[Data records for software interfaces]
------

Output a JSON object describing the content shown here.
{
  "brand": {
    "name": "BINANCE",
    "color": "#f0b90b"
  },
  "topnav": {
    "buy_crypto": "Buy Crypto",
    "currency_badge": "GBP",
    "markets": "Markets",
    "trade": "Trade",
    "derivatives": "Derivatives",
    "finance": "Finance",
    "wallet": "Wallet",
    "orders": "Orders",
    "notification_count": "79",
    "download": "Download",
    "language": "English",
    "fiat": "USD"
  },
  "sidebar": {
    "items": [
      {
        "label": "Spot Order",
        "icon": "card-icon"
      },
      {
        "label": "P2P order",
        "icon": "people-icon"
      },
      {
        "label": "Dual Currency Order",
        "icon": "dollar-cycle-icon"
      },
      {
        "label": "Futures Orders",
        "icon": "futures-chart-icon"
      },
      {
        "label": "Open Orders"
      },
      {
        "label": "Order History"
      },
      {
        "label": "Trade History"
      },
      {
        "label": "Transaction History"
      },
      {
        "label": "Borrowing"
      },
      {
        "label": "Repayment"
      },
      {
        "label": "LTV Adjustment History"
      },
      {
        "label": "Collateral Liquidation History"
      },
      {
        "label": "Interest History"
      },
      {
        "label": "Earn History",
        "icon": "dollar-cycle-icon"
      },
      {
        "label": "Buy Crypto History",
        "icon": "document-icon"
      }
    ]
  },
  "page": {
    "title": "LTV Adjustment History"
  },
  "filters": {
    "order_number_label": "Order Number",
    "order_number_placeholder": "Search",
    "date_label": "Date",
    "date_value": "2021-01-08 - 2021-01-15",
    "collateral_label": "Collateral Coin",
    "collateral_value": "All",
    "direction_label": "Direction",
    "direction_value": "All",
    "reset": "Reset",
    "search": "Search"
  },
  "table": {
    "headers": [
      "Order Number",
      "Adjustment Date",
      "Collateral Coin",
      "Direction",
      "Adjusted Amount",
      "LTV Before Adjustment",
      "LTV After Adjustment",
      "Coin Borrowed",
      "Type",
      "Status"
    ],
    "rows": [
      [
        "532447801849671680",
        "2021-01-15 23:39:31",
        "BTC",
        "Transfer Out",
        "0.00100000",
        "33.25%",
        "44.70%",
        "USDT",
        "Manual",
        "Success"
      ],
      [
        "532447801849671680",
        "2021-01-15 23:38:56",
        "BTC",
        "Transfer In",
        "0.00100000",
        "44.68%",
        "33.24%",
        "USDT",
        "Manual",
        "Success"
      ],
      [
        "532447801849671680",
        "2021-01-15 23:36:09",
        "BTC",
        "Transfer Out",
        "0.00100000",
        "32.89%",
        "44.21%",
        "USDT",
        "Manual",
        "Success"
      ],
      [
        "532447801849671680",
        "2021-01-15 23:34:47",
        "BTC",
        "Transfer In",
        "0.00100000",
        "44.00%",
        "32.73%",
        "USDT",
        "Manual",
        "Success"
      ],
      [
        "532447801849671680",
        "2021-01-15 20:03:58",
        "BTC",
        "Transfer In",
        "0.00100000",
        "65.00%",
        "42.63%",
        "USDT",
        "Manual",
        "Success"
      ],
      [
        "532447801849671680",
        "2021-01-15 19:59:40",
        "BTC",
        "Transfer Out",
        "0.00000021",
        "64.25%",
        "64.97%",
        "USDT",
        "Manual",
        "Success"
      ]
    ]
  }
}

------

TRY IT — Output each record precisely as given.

YOUR RESPONSE —
Output a JSON object describing the content shown here.
{
  "brand": {
    "name": "BINANCE",
    "color": "#f0b90b"
  },
  "topnav": {
    "buy_crypto": "Buy Crypto",
    "currency_badge": "GBP",
    "markets": "Markets",
    "trade": "Trade",
    "derivatives": "Derivatives",
    "finance": "Finance",
    "wallet": "Wallet",
    "orders": "Orders",
    "notification_count": "79",
    "download": "Download",
    "language": "English",
    "fiat": "USD"
  },
  "sidebar": {
    "items": [
      {
        "label": "Spot Order",
        "icon": "card-icon"
      },
      {
        "label": "P2P order",
        "icon": "people-icon"
      },
      {
        "label": "Dual Currency Order",
        "icon": "dollar-cycle-icon"
      },
      {
        "label": "Futures Orders",
        "icon": "futures-chart-icon"
      },
      {
        "label": "Open Orders"
      },
      {
        "label": "Order History"
      },
      {
        "label": "Trade History"
      },
      {
        "label": "Transaction History"
      },
      {
        "label": "Borrowing"
      },
      {
        "label": "Repayment"
      },
      {
        "label": "LTV Adjustment History"
      },
      {
        "label": "Collateral Liquidation History"
      },
      {
        "label": "Interest History"
      },
      {
        "label": "Earn History",
        "icon": "dollar-cycle-icon"
      },
      {
        "label": "Buy Crypto History",
        "icon": "document-icon"
      }
    ]
  },
  "page": {
    "title": "LTV Adjustment History"
  },
  "filters": {
    "order_number_label": "Order Number",
    "order_number_placeholder": "Search",
    "date_label": "Date",
    "date_value": "2021-01-08 - 2021-01-15",
    "collateral_label": "Collateral Coin",
    "collateral_value": "All",
    "direction_label": "Direction",
    "direction_value": "All",
    "reset": "Reset",
    "search": "Search"
  },
  "table": {
    "headers": [
      "Order Number",
      "Adjustment Date",
      "Collateral Coin",
      "Direction",
      "Adjusted Amount",
      "LTV Before Adjustment",
      "LTV After Adjustment",
      "Coin Borrowed",
      "Type",
      "Status"
    ],
    "rows": [
      [
        "532447801849671680",
        "2021-01-15 23:39:31",
        "BTC",
        "Transfer Out",
        "0.00100000",
        "33.25%",
        "44.70%",
        "USDT",
        "Manual",
        "Success"
      ],
      [
        "532447801849671680",
        "2021-01-15 23:38:56",
        "BTC",
        "Transfer In",
        "0.00100000",
        "44.68%",
        "33.24%",
        "USDT",
        "Manual",
        "Success"
      ],
      [
        "532447801849671680",
        "2021-01-15 23:36:09",
        "BTC",
        "Transfer Out",
        "0.00100000",
        "32.89%",
        "44.21%",
        "USDT",
        "Manual",
        "Success"
      ],
      [
        "532447801849671680",
        "2021-01-15 23:34:47",
        "BTC",
        "Transfer In",
        "0.00100000",
        "44.00%",
        "32.73%",
        "USDT",
        "Manual",
        "Success"
      ],
      [
        "532447801849671680",
        "2021-01-15 20:03:58",
        "BTC",
        "Transfer In",
        "0.00100000",
        "65.00%",
        "42.63%",
        "USDT",
        "Manual",
        "Success"
      ],
      [
        "532447801849671680",
        "2021-01-15 19:59:40",
        "BTC",
        "Transfer Out",
        "0.00000021",
        "64.25%",
        "64.97%",
        "USDT",
        "Manual",
        "Success"
      ]
    ]
  }
}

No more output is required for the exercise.